“I think citizenship is not just a piece of paper,” he said, “but dignity and respect.”

Kim urged audience members to join “phone-dogging” efforts or other campaigns that directly connect with elected officials. Legislation working its way through this session of Congress links immigration reform to the next federal budget via budget reconciliation — a unique opportunity to achieve historic change.

Kim and Craft stressed the importance of representatives and senators hearing from constituents who favor citizenship for all.

“We’re going for the 11 million undocumented,” Craft said. “This is an opportunity for us to be able to talk about that” and to urge politicians “not to put in those negotiating chips, which often happens. … Like the increase in funding for immigration enforcement and increased funding for militarization along our U.S.-Mexico border.”

Image of Iolando Spinola

Iolando Spinola

Next, Spinola spoke about his advocacy work for immigrant rights at the local level, and how Massachusetts’ Brockton Interfaith Community and other Faith in Action network partners are connecting to state and national leaders.

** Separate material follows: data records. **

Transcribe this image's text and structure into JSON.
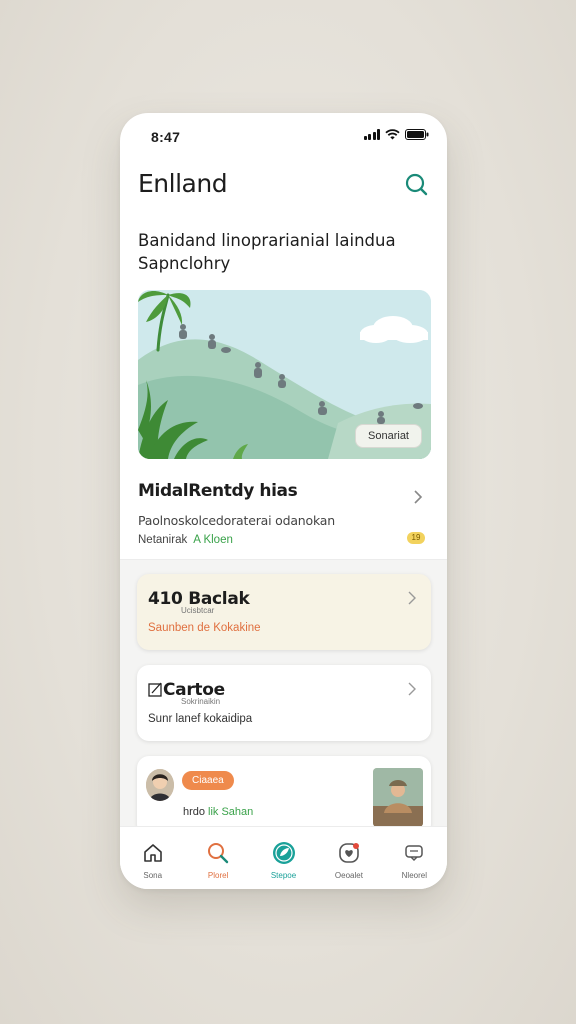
{
  "status_bar": {
    "time": "8:47"
  },
  "header": {
    "title": "Enlland"
  },
  "headline": {
    "line1": "Banidand linoprarianial laindua",
    "line2": "Sapnclohry"
  },
  "hero": {
    "button_label": "Sonariat"
  },
  "feature": {
    "title": "MidalRentdy hias",
    "description": "Paolnoskolcedoraterai odanokan",
    "meta": "Netanirak",
    "meta_tag": "A Kloen",
    "badge": "19"
  },
  "cards": [
    {
      "title": "410 Baclak",
      "subtitle": "Ucisbtcar",
      "description": "Saunben de Kokakine"
    },
    {
      "title": "Cartoe",
      "subtitle": "Sokrinaikin",
      "description": "Sunr lanef kokaidipa"
    }
  ],
  "card3": {
    "pill": "Ciaaea",
    "text": "hrdo",
    "text_green": "lik Sahan"
  },
  "tabs": [
    {
      "label": "Sona",
      "icon": "home-icon"
    },
    {
      "label": "Plorel",
      "icon": "search-icon"
    },
    {
      "label": "Stepoe",
      "icon": "leaf-badge-icon"
    },
    {
      "label": "Oeoalet",
      "icon": "heart-notification-icon"
    },
    {
      "label": "Nleorel",
      "icon": "chat-icon"
    }
  ],
  "colors": {
    "accent_teal": "#1aa199",
    "accent_orange": "#ef8a4c",
    "accent_green": "#3aa24a",
    "hero_sky": "#cfe9ec"
  }
}
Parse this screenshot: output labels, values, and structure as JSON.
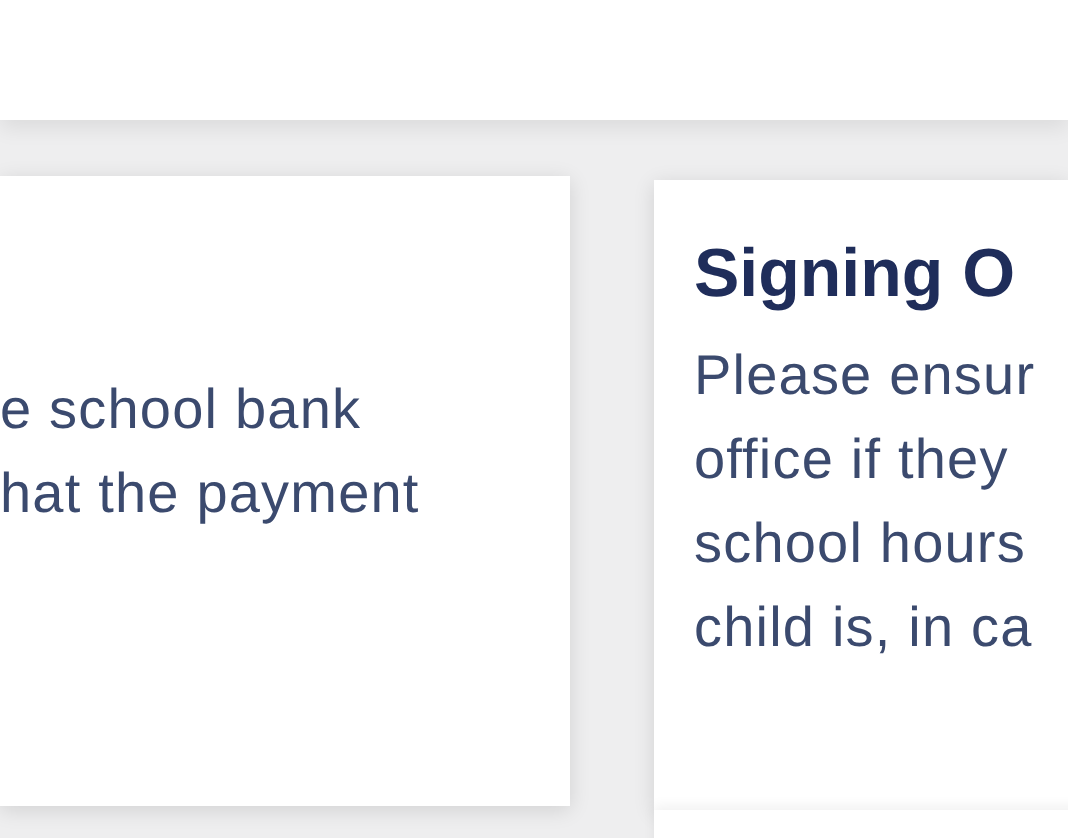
{
  "cards": [
    {
      "lines": [
        "e school bank",
        "hat the payment"
      ]
    },
    {
      "title": "Signing O",
      "lines": [
        "Please ensur",
        "office if they",
        "school hours",
        "child is, in ca"
      ]
    }
  ]
}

Like Kim, Spinola reflected on personal experience, including moving to the United States with his younger brother and mother at age 4.

“We immigrated to the United States just like many other immigrants, to access education and economic opportunities that weren’t afforded to us back home in Cape Verde.

“At the local level … many people in our community are dealing with a lack of mobility because of their immigration status. So, we are working with our state legislators to act favorably on a specific piece of legislation in Massachusetts right now called the Work and Family Mobility Act.”

Spinola emphasized the importance of receiving support from beyond newly arrived migrant communities.

“Many immigrants can't speak up because they are worried about detention," Spinola said. "They're worried about their undocumented status.”

The last guest speaker, Fleming, also framed immigration in terms of family history, discussing the very different reception his Irish ancestors received when compared to today’s immigrants.

His grandparents came to the United States “without waiting 13 years to be accepted and being be granted citizenship,” Fleming said.

He pointed out the importance of changing the national narrative about migration, and drawing from the inclusive traditions of the faith community.

Image of Joseph Fleming

Joseph Fleming

The Bible, Fleming said, “reminds the world that as faith communities we see the humanity of our immigrant brothers and sisters. We belong to one another and our faith calls us to respond with justice and love.”

Faith in Action hosts interfaith public prayers, vigils, even a recent Fast for Freedom. But Fleming sees an equally important role for advocacy work inside worshiping communities.

“There's work internally within congregations that can be done around preaching and teaching, and around storytelling ­ people sharing their immigration stories and reflecting on how things were different before.”

At the end of the session Craft shared links to the speakers’ organizations and to PC(USA) immigration advocacy sites, including information about supporting refugees from Haiti and Afghanistan and providing assistance to international partners.

Click here to access that information via the webinar’s slides.

The Welcoming the Stranger webinar series continues on Wednesday, Sept. 22, at noon Eastern Time with “Freedom for Families.” This episode will be co-hosted by the PC(USA) and the Evangelical Lutheran Church in America (ELCA).